The EIA data showed that U.S. crude oil field production is down a mere 4.19% from a record high this summer, as the U.S. still produced 9.202 million bpd for the week ended November 27, 2015, compared to a 30-year record high of 9.604 million bpd reported in the week ended July 3, 2015. This is despite that the U.S. oil rig count fell to 545 for the week ended December 2, a 66.13% drop from the peak number of 1,609 in October 2014, according to Houston-based oilfield services company Baker Hughes Inc.
Societe Generale SA analysts told Bloomberg at the end of November that the crude oil market is in contango and it isn’t going away anytime soon due to the shortage of storage capacities and a rise in storage costs. Contango refers to a situation where the front-month or near-term futures contracts are trading less than or at a discount to longer-dated futures contracts, as traders are willing to pay more for a commodity at some point in the future than the actual expected price of the commodity. The higher the spread move, the wider the
contango. In tightly-supplied markets, when crude oil prices are strong, that spread value is the complete opposite.
As of December 1, there are 251,057 long positions of light sweet crude oil futures, traded on the New York Mercantile Exchange (NYSE) by managed money or hedge funds, an increase of 996 long positions from the previous week, according to the Commitment of Traders (COT) data released by the Commodity Futures Trading Commission

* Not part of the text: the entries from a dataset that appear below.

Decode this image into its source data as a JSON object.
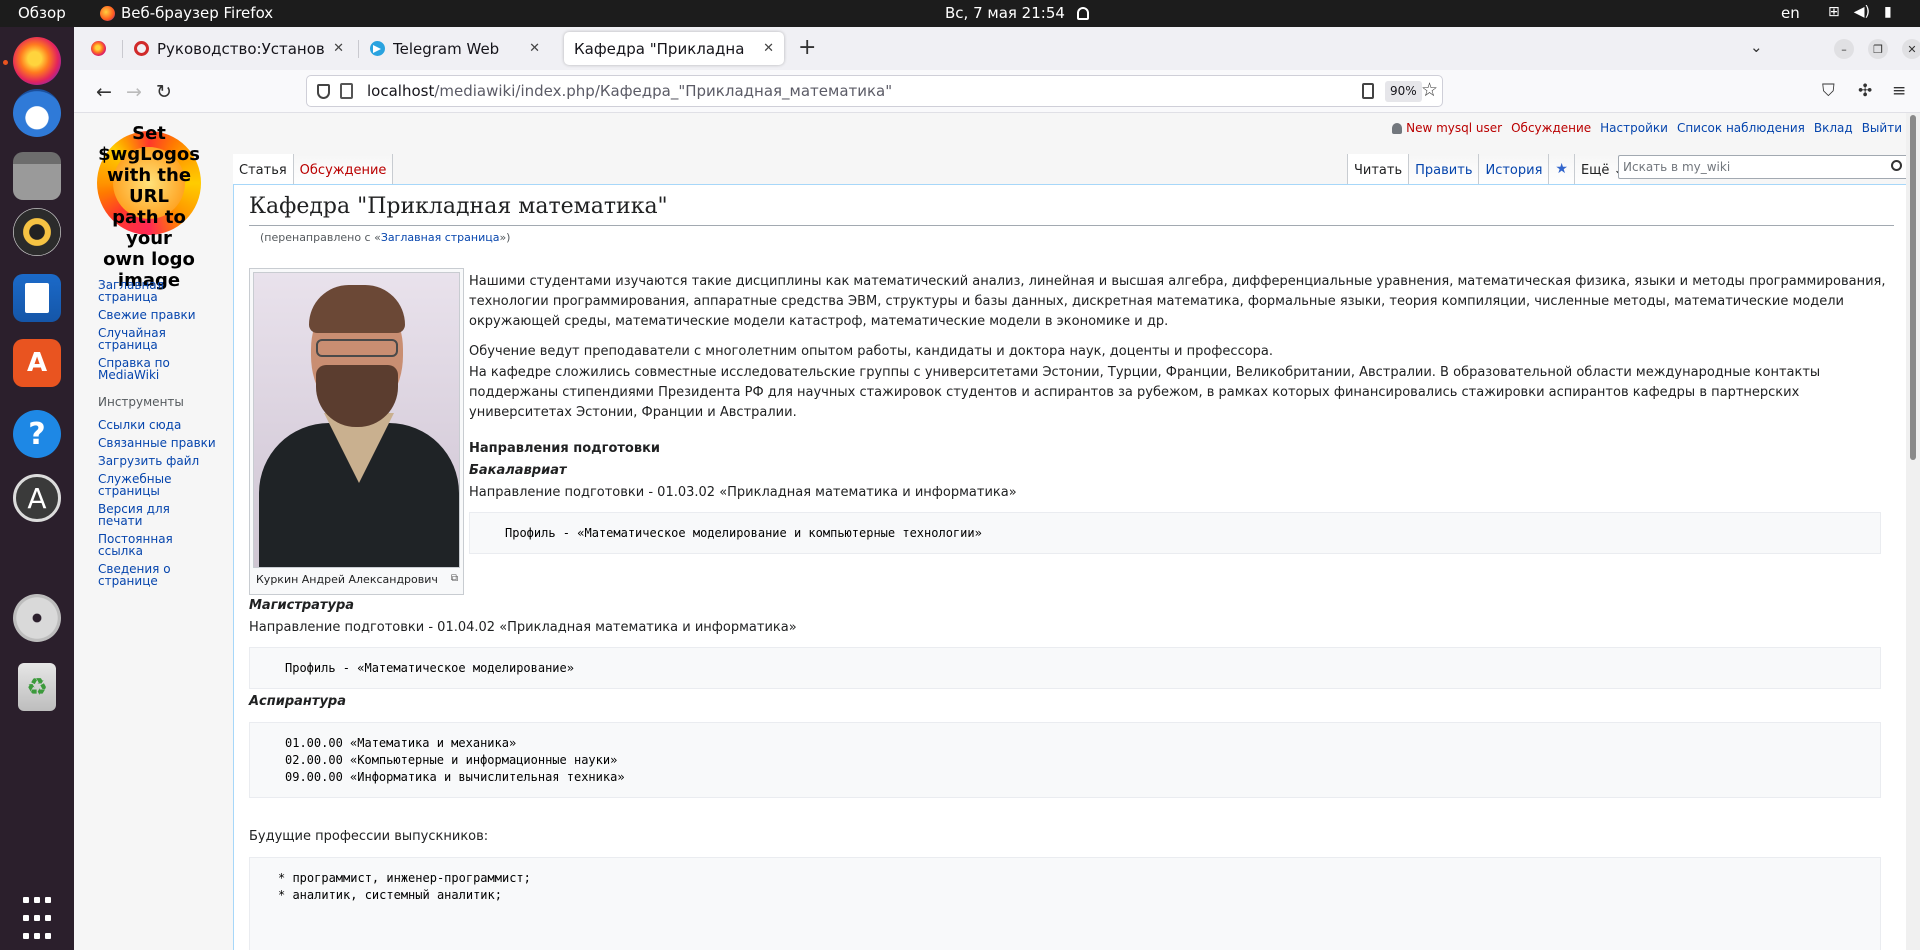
{
  "topbar": {
    "activities": "Обзор",
    "app_name": "Веб-браузер Firefox",
    "clock": "Вс, 7 мая  21:54",
    "lang": "en"
  },
  "dock": {
    "items": [
      "firefox",
      "thunderbird",
      "files",
      "rhythmbox",
      "libreoffice-writer",
      "app-center",
      "help",
      "software-updater",
      "dvd",
      "trash",
      "show-apps"
    ]
  },
  "browser": {
    "tabs": [
      {
        "title": "Руководство:Установка"
      },
      {
        "title": "Telegram Web"
      },
      {
        "title": "Кафедра \"Прикладная мате"
      }
    ],
    "url_host": "localhost",
    "url_path": "/mediawiki/index.php/Кафедра_\"Прикладная_математика\"",
    "zoom": "90%"
  },
  "wiki": {
    "logo_text": [
      "Set",
      "$wgLogos",
      "with the URL",
      "path to your",
      "own logo",
      "image"
    ],
    "user_links": {
      "user": "New mysql user",
      "talk": "Обсуждение",
      "prefs": "Настройки",
      "watchlist": "Список наблюдения",
      "contribs": "Вклад",
      "logout": "Выйти"
    },
    "nav_links": [
      "Заглавная страница",
      "Свежие правки",
      "Случайная страница",
      "Справка по MediaWiki"
    ],
    "tools_heading": "Инструменты",
    "tool_links": [
      "Ссылки сюда",
      "Связанные правки",
      "Загрузить файл",
      "Служебные страницы",
      "Версия для печати",
      "Постоянная ссылка",
      "Сведения о странице"
    ],
    "page_tabs": {
      "article": "Статья",
      "discussion": "Обсуждение"
    },
    "view_tabs": {
      "read": "Читать",
      "edit": "Править",
      "history": "История",
      "more": "Ещё"
    },
    "search_placeholder": "Искать в my_wiki",
    "title": "Кафедра \"Прикладная математика\"",
    "redirect_prefix": "(перенаправлено с «",
    "redirect_link": "Заглавная страница",
    "redirect_suffix": "»)",
    "image_caption": "Куркин Андрей Александрович",
    "para1": "Нашими студентами изучаются такие дисциплины как математический анализ, линейная и высшая алгебра, дифференциальные уравнения, математическая физика, языки и методы программирования, технологии программирования, аппаратные средства ЭВМ, структуры и базы данных, дискретная математика, формальные языки, теория компиляции, численные методы, математические модели окружающей среды, математические модели катастроф, математические модели в экономике и др.",
    "para2": "Обучение ведут преподаватели с многолетним опытом работы, кандидаты и доктора наук, доценты и профессора.",
    "para3": "На кафедре сложились совместные исследовательские группы с университетами Эстонии, Турции, Франции, Великобритании, Австралии. В образовательной области международные контакты поддержаны стипендиями Президента РФ для научных стажировок студентов и аспирантов за рубежом, в рамках которых финансировались стажировки аспирантов кафедры в партнерских университетах Эстонии, Франции и Австралии.",
    "heading_directions": "Направления подготовки",
    "bachelor": {
      "heading": "Бакалавриат",
      "direction": "Направление подготовки - 01.03.02 «Прикладная математика и информатика»",
      "profile": "Профиль - «Математическое моделирование и компьютерные технологии»"
    },
    "master": {
      "heading": "Магистратура",
      "direction": "Направление подготовки - 01.04.02 «Прикладная математика и информатика»",
      "profile": "Профиль - «Математическое моделирование»"
    },
    "phd": {
      "heading": "Аспирантура",
      "lines": [
        "01.00.00 «Математика и механика»",
        "02.00.00 «Компьютерные и информационные науки»",
        "09.00.00 «Информатика и вычислительная техника»"
      ]
    },
    "careers_heading": "Будущие профессии выпускников:",
    "careers": [
      "* программист, инженер-программист;",
      "* аналитик, системный аналитик;"
    ]
  }
}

(CFTC) each Friday. This is compared to about 171,805 short positions, an increase of 6,852 short positions from the previous week where light sweet crude oil contracts are traded in units of 1,000 barrels. Hedge funds continued to increase their net short positions by about 5,856 contracts, as they are betting that the crude oil price could go lower.
From our technical viewpoint, the crude oil price just broke the $37.75 per barrel support level, or the August low, and has been continuing its downtrend in a bearish lower low chart pattern, meaning every low (L) is lower than the previous low. In order to establish an
uptrend, the crude oil price needs to break out and stay above the October high of $50.92 per barrel level. There are walls of resistances between the current price and that October high, though.
The volatility associated with the oil futures contract rollover, from the January’16 to the February’16 contracts, could pick up soon, as the contract for January’16 will expire on December 21. The next technical supports are at $34.50, or the May’10 trendline support, and at $33.55 per barrel, or the February’09 low, if the crude oil sell off continues.